It happens every time I read a new William Gibson novel. I get this uncontrollable urge to find new ways to express my inner geek. Gibson’s books have always spoken to me of the power of technology and I want to be able to experience some of that first-hand. Of course this can be a confusing impulse since many of the toys described in novels such as Zero History don’t yet exist. Or perhaps they do exist, or at least could exist. I think part of what I find appealing about Gibsonesque techno-toys is the fact that they are just close enough to current reality to be plausible. I mean; it’s certainly possible that there is an iPhone app for controlling surveillance balloons. And, of course why not “locative art“?
After reading Spook Country, his previous novel, the impulse was strongest. Without knowing exactly why, I unearthed my old Kaypro 2 and began plans to completely gut the machine and replace the innards with something like a Mac Mini. I thought it would be really cool to create this juxtaposition of 21st century functionality in an iconic, 1980’s form. I thought it would be ironic, surprising, and fun to play with.

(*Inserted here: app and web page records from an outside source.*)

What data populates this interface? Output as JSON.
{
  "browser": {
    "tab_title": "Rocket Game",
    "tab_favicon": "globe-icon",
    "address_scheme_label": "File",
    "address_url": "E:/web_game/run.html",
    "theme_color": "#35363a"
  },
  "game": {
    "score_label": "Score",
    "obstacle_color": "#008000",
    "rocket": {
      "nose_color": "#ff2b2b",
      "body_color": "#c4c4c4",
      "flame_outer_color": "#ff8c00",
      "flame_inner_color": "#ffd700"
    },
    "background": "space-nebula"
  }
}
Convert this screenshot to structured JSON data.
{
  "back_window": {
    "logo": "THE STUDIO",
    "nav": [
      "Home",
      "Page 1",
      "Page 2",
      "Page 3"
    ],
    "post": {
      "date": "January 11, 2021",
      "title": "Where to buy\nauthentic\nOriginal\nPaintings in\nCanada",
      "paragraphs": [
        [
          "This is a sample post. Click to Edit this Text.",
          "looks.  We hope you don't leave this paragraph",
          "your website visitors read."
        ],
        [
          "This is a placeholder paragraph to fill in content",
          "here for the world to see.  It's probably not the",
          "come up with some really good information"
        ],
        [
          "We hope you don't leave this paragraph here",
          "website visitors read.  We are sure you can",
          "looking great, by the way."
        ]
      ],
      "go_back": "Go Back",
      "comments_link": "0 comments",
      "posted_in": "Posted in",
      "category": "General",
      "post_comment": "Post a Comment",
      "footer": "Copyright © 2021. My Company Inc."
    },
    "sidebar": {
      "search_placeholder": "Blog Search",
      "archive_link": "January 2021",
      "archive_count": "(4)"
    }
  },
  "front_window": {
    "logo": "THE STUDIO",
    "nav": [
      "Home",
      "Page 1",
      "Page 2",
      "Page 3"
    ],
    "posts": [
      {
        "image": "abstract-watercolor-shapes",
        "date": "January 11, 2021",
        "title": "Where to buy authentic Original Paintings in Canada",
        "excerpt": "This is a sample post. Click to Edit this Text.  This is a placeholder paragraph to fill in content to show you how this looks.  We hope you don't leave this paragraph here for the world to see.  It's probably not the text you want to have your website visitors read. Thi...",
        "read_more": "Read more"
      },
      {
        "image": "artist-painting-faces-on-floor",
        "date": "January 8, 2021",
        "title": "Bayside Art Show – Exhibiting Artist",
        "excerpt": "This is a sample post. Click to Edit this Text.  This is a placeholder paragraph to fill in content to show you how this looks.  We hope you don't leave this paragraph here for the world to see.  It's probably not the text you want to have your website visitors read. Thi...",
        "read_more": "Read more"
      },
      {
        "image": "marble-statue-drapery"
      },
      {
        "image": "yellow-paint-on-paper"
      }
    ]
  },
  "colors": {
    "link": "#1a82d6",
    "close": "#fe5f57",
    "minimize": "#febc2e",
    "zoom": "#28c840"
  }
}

The Kaypro is now sitting in my office; taunting me and challenging me to make it into something as cool as William Gibson might envision. I haven’t started the project and, for now, I’ll stick to contemplating the transformative possibilities. Otherwise, I’m afraid I’ll wind up with something mundane and disappointing; no longer the Kaypro and yet far short of Gibsonesque.